Ground-mounted solar panels get high marks for longevity and resilience, Wilson adds. The ones on Isle au Haut are under warranty to produce 95 percent of the stated power output for 25 years, and will be anchored into ledge to weather high winds. Their glass is built to withstand golf-ball-sized hail hitting at 120 mph.
To address the intermittent nature of solar power, the community will rely on two relatively new energy storage technologies: supercapacitors and air-to-water heat pumps (combined with large thermal storage tanks to help heat town buildings and residences). A diesel generator will be used intermittently when storage capacity falls short.
A Portland-based software company that specializes in “engineered ecosystems,” Introspective Systems, helped design Isle au Haut’s new grid using an approach grounded in “resilience and reliability,” says its CEO Kay Aikin.
“It breaks the grid up into lots of little cells,” Aikin explains, each of which can respond to price signals at the building level. Devices there will use artificial intelligence to run appliances like heat pumps and refrigerators when prices are lower, while dashboards keep residents informed of real-time prices.
Unlike a centralized grid, with smart meters that feed data back to a command center, “there is no two-way communication,” Aikin says, to protect customers’ privacy and minimize cybersecurity threats.
Aikin anticipates that over the next two decades, the system will allow Isle au Haut’s electricity rates to decline slightly while markedly reducing heating fuel costs. The company’s models also forecast a 76 percent drop in carbon dioxide emissions.
Bryan Carroll, IHEPC’s general manager, sees this as “a model first and foremost for the islands of Maine” and – more generally – for rural utilities. Aikin envisions it being used by college campuses and industrial complexes that have their own microgrids. “Eventually, those pods will merge and share systems,” she predicts, but “major deployments” may not occur for another five to 10 years.
The Isle au Haut project has “the ability to really change the conversation,” says Ian Burnes, director of strategic initiatives at Efficiency Maine Trust.
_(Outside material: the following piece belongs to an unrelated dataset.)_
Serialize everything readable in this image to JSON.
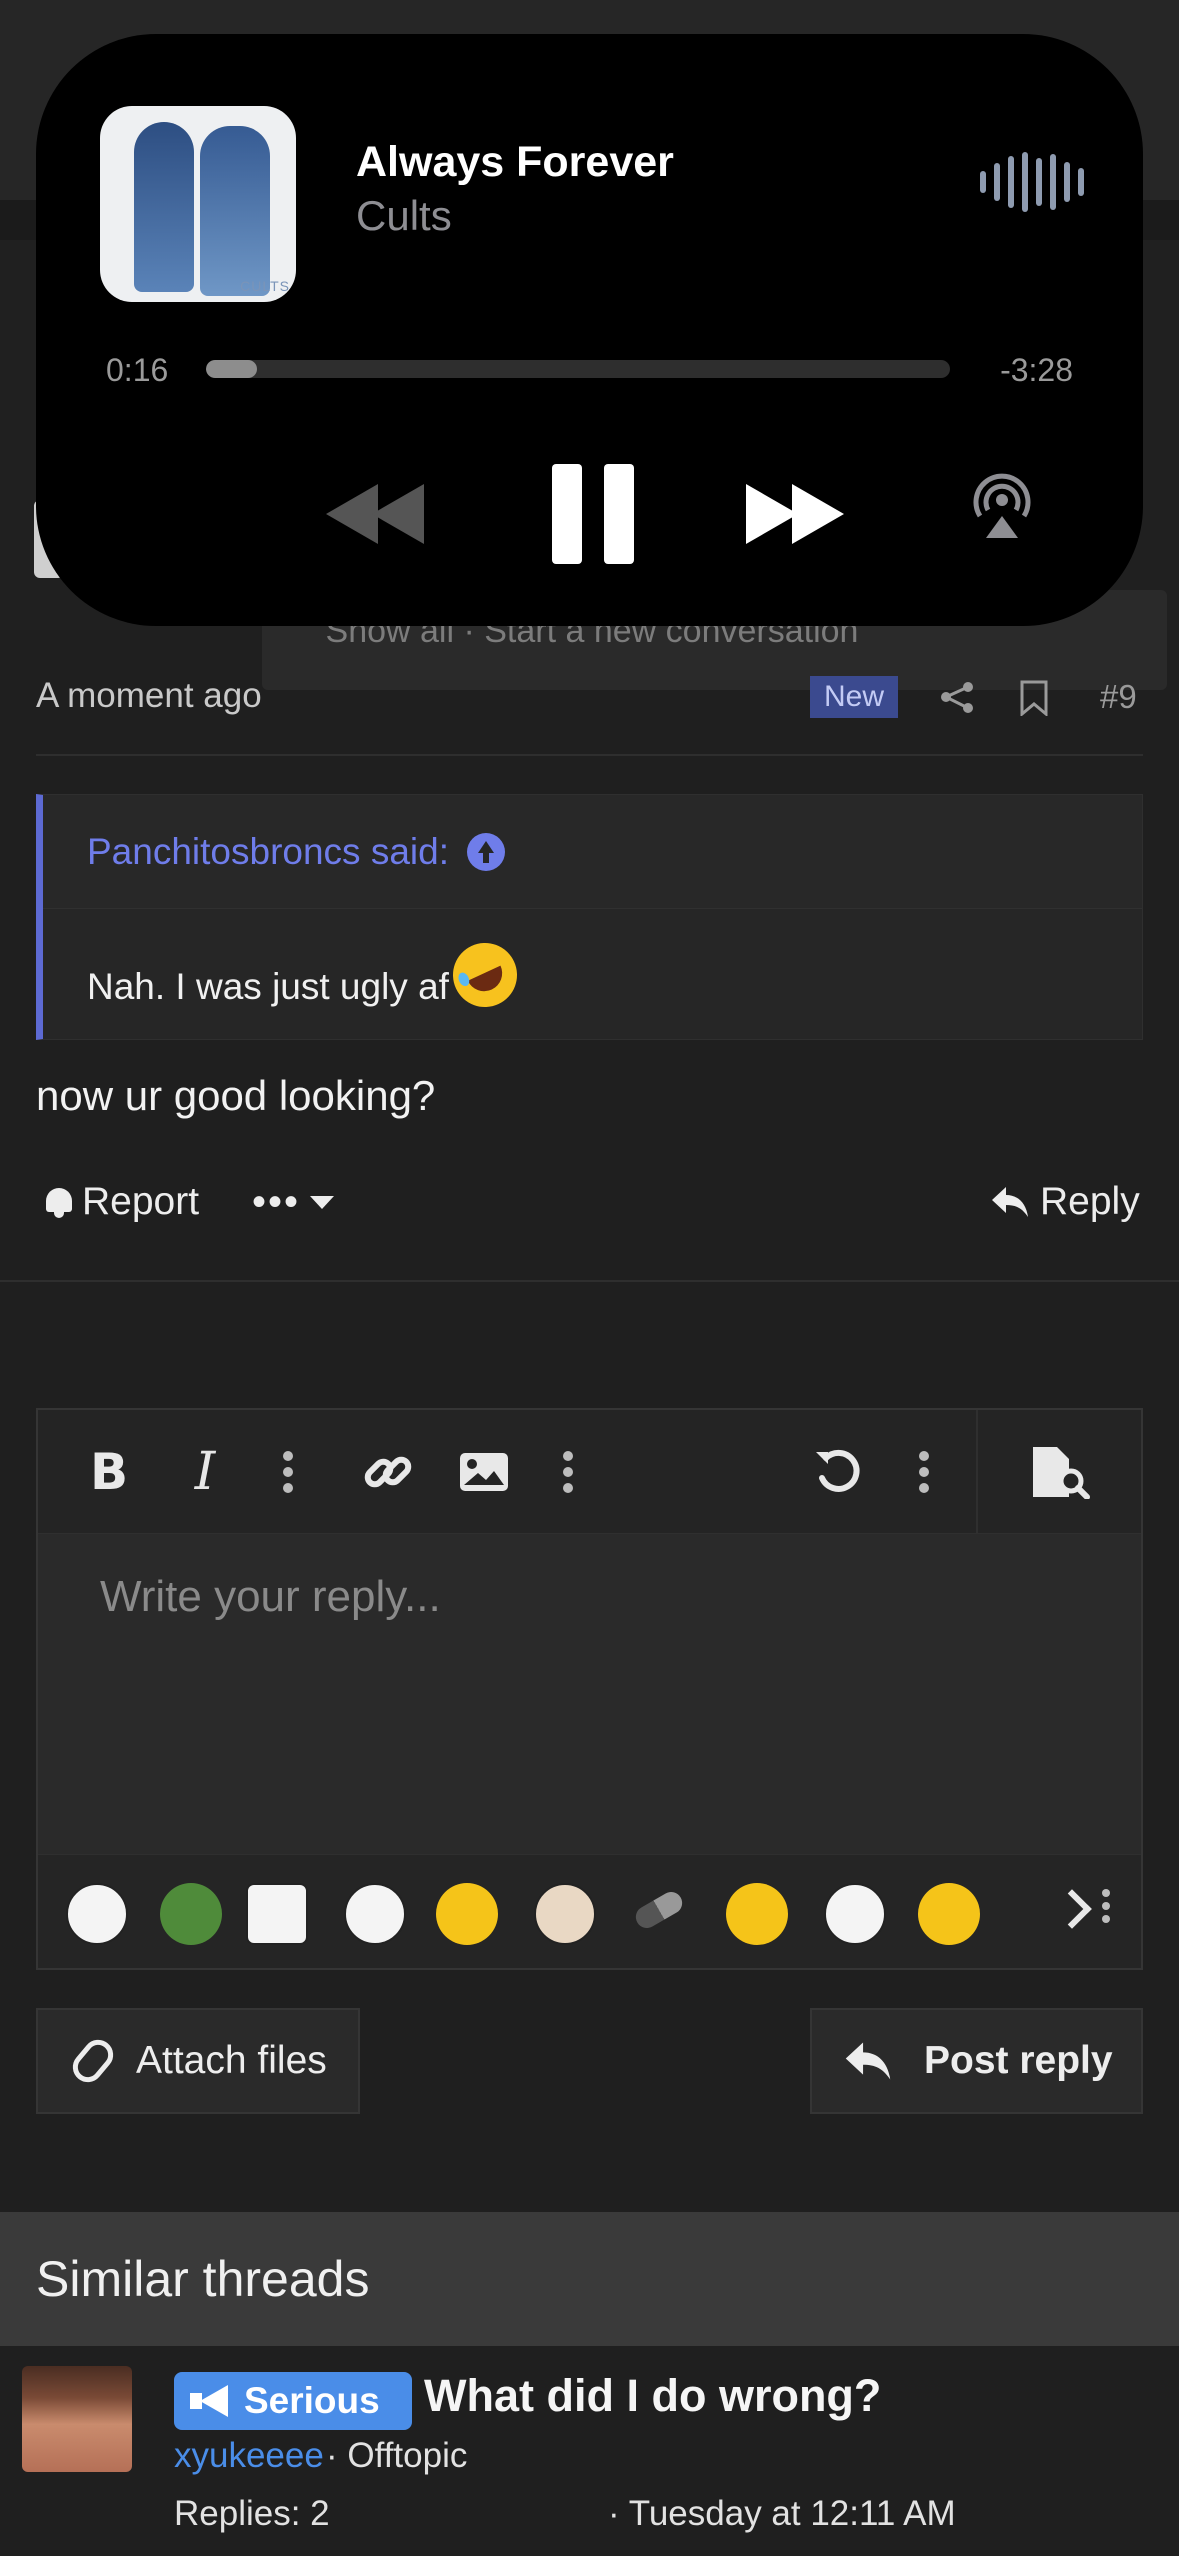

It provided an “innovation” grant to the project, and Burnes is eager to see how the island’s systems – such as storing thermal energy in water tanks, and having devices activate in response to price – perform.
As Maine begins to accelerate its reliance on renewable power, Burnes notes, “there will be a huge need” for these sorts of innovations.
Last spring’s legislative session “accomplished more for renewable energy than I’ve seen in the previous 12 years combined,” notes Seth Berry, House chair of the Legislature’s Joint Standing Committee on Energy, Utilities and Technology. One measure he sponsored (LD 1181) will help more communities consider alternatives to traditional transmission upgrades.
The Public Utilities Commission will now be required to consider non-wire alternatives (like solar or wind) when utilities propose a transmission upgrade. “No other state, to my knowledge, has done anything like this,” Berry says.
The resilient and responsive system that Isle au Haut is pioneering could potentially be scaled up, but it’s not likely to be adopted by utilities committed to a central command structure and motivated by profit. Maine’s larger investor-owned utilities expect ratepayers to “pay them more to do the forward-thinking,” Berry notes, “and we can’t afford that.”
The affordability of more resilient, renewable power hinges on storage technology, and the Legislature has commissioned a study of that due in December.
“The overall cost of renewables is now lower than many fossil fuel sources,” says Rep. Tina Riley of Jay, a master electrician and contractor who sponsored that measure, but “without storage, it leaves a big hole in grid reliability.” Further research, she says, should illuminate the “technical, logistical and policy barriers” to grid-scale storage – and greater energy resilience.
“We need to move forward quickly,” Riley adds, “but in an informed way.”